──────── Information provided ────────
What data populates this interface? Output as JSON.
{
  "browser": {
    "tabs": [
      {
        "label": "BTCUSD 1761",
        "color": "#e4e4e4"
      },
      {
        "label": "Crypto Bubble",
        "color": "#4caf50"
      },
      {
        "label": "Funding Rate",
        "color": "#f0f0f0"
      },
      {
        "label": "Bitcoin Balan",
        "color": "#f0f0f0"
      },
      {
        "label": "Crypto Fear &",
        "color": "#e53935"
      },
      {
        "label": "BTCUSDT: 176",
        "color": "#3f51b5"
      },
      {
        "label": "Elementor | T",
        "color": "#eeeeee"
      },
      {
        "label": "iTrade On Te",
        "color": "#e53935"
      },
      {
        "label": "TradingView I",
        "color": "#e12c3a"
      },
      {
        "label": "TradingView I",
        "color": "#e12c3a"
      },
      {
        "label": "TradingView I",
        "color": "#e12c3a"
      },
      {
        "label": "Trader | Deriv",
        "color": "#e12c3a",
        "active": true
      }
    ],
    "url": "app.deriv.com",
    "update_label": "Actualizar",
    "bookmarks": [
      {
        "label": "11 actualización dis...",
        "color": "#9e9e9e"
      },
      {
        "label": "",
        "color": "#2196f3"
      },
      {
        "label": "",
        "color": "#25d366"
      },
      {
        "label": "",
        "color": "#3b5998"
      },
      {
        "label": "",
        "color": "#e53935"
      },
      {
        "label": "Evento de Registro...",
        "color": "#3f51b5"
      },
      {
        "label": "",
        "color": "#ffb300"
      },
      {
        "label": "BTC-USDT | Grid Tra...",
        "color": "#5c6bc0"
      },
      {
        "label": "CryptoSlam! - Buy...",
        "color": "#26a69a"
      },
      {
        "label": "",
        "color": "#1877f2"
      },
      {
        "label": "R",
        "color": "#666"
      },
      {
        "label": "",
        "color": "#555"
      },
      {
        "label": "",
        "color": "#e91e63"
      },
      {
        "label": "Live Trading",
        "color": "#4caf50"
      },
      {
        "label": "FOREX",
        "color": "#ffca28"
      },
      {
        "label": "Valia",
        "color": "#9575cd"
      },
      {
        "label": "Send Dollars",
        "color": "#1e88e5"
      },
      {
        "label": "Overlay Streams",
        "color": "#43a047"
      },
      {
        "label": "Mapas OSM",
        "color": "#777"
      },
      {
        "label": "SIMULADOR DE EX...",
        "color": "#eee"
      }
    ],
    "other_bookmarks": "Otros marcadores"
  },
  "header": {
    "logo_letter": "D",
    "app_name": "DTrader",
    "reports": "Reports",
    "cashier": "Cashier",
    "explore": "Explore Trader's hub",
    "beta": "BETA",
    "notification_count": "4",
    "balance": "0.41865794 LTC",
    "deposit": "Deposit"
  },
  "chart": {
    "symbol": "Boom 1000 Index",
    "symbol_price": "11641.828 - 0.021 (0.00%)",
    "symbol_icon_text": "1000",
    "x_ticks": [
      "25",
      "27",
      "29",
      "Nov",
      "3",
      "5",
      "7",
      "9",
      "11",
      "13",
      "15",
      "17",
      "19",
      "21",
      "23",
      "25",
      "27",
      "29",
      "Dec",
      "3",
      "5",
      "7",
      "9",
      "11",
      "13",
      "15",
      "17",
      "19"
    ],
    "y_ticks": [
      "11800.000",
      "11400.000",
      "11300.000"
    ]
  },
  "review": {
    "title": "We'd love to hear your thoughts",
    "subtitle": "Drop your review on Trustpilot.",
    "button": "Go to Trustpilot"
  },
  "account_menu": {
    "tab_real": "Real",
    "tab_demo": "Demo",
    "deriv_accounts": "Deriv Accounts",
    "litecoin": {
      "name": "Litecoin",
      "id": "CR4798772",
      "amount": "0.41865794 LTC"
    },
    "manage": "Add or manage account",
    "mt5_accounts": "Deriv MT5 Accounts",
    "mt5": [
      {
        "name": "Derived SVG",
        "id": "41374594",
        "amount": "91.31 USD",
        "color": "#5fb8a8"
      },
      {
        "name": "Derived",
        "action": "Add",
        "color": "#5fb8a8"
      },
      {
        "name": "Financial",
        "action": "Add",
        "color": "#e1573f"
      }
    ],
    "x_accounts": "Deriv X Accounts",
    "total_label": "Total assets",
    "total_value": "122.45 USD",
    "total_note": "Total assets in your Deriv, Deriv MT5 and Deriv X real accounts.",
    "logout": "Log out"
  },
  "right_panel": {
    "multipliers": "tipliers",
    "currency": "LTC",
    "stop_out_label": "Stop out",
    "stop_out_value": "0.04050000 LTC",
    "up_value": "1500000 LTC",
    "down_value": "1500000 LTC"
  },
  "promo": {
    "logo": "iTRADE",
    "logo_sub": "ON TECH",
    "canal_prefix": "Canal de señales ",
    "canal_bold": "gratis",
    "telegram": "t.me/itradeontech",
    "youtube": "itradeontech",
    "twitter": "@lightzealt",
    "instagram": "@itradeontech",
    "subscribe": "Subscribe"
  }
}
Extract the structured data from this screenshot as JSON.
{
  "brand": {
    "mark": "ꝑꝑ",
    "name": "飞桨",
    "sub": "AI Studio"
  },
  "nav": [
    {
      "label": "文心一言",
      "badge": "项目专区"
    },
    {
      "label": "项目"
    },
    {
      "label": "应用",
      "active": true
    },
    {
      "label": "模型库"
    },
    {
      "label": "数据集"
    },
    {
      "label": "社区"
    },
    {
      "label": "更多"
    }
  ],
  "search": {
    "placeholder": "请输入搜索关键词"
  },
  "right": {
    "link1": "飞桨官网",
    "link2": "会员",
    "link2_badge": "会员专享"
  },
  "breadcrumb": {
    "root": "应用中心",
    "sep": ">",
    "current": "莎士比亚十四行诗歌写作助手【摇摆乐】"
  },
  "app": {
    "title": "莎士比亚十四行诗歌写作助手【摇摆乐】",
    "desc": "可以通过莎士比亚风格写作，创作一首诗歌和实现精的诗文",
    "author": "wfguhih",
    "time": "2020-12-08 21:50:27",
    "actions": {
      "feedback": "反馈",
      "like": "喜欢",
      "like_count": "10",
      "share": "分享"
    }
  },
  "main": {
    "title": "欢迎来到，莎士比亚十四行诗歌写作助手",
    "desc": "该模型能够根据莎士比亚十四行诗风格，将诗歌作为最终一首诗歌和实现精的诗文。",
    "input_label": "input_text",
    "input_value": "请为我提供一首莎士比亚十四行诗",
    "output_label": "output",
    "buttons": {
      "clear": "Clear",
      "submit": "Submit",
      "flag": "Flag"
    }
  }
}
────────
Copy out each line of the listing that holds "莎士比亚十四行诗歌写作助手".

    "current": "莎士比亚十四行诗歌写作助手【摇摆乐】"
    "title": "莎士比亚十四行诗歌写作助手【摇摆乐】",
    "title": "欢迎来到，莎士比亚十四行诗歌写作助手",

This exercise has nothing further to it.